Netflix is truly a gift. I would have never gave a show like BoJack Horseman a chance if it were on regular cable. Hell, I doubt it would be on television. But since it’s already out there, all episodes finished and ready to be devoured, I gave it a try. And I’m glad I did.

BoJack is a washed up former actor. He happens to also be a horse. The character is pretty much every character Will Arnett has every played, but as an animal. The show seems to be about his rise back to some sort of relevancy. His first step is writing a memoir. Easier said than done you can imagine.

The show has a bunch of different comedic elements to it. From throw up gags to horse puns. Some hit, some miss. It never gets dull, though. The characters are what stand out. First you have Todd, BoJack’s stoner roommate. He’s played by the beloved Aaron Paul. My favorite character of the cast, he just nails it. The writers give him good material and he doesn’t let it go to waste. Amy Sedaris portrays BoJack’s ex-girlfriend/manager. She happens to also be a cat. I don’t think they really care about the compatibility of animals when it comes to dating on this show. Or animals and people for that matter. And finally we have, Mr. Peanutbutter. He’s a dog. He’s charismatic. He’s BoJack’s arch rival. It’s hilarious watching those two exchange words.
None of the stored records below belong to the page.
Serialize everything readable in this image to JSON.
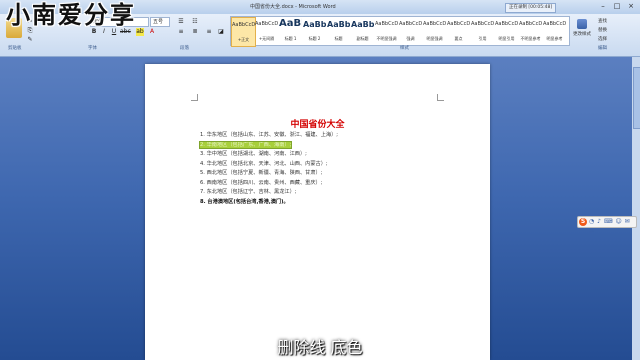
{
  "watermark": "小南爱分享",
  "window": {
    "title": "中国省份大全.docx - Microsoft Word",
    "status_badge": "正在录制 [00:05:48]"
  },
  "ribbon": {
    "font_name": "宋体",
    "font_size": "五号",
    "groups": [
      "剪贴板",
      "字体",
      "段落",
      "样式",
      "编辑"
    ],
    "styles": [
      {
        "sample": "AaBbCcDd",
        "name": "+正文",
        "kind": "small"
      },
      {
        "sample": "AaBbCcDd",
        "name": "+无间隔",
        "kind": "small"
      },
      {
        "sample": "AaBb",
        "name": "标题 1",
        "kind": "big"
      },
      {
        "sample": "AaBbC",
        "name": "标题 2",
        "kind": "mid"
      },
      {
        "sample": "AaBbC",
        "name": "标题",
        "kind": "mid"
      },
      {
        "sample": "AaBbC",
        "name": "副标题",
        "kind": "mid"
      },
      {
        "sample": "AaBbCcDd",
        "name": "不明显强调",
        "kind": "small"
      },
      {
        "sample": "AaBbCcDd",
        "name": "强调",
        "kind": "small"
      },
      {
        "sample": "AaBbCcDd",
        "name": "明显强调",
        "kind": "small"
      },
      {
        "sample": "AaBbCcDd",
        "name": "要点",
        "kind": "small"
      },
      {
        "sample": "AaBbCcDd",
        "name": "引用",
        "kind": "small"
      },
      {
        "sample": "AaBbCcDd",
        "name": "明显引用",
        "kind": "small"
      },
      {
        "sample": "AaBbCcDd",
        "name": "不明显参考",
        "kind": "small"
      },
      {
        "sample": "AaBbCcDd",
        "name": "明显参考",
        "kind": "small"
      }
    ],
    "change_styles": "更改样式",
    "editing": [
      "查找",
      "替换",
      "选择"
    ]
  },
  "document": {
    "title": "中国省份大全",
    "items": [
      {
        "text": "1.  华东地区（包括山东、江苏、安徽、浙江、福建、上海）;",
        "highlighted": false,
        "bold": false
      },
      {
        "text": "2.  华南地区（包括广东、广西、海南）;",
        "highlighted": true,
        "bold": false
      },
      {
        "text": "3.  华中地区（包括湖北、湖南、河南、江西）;",
        "highlighted": false,
        "bold": false
      },
      {
        "text": "4.  华北地区（包括北京、天津、河北、山西、内蒙古）;",
        "highlighted": false,
        "bold": false
      },
      {
        "text": "5.  西北地区（包括宁夏、新疆、青海、陕西、甘肃）;",
        "highlighted": false,
        "bold": false
      },
      {
        "text": "6.  西南地区（包括四川、云南、贵州、西藏、重庆）;",
        "highlighted": false,
        "bold": false
      },
      {
        "text": "7.  东北地区（包括辽宁、吉林、黑龙江）;",
        "highlighted": false,
        "bold": false
      },
      {
        "text": "8. 台港澳地区(包括台湾,香港,澳门)。",
        "highlighted": false,
        "bold": true
      }
    ]
  },
  "ime": {
    "logo": "S"
  },
  "subtitle": "删除线  底色",
  "colors": {
    "title_red": "#d40000",
    "highlight": "#a8cf3b",
    "workspace": "#3f68b0"
  }
}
It’s only been the first episode so far, but it’s certainly promising. I strongly recommend it for anyone who likes animated comedies. If you like Will Arnett and Aaron Paul then you’ll be doubly pleased. Keep it up, Netflix. You’re making all the right moves.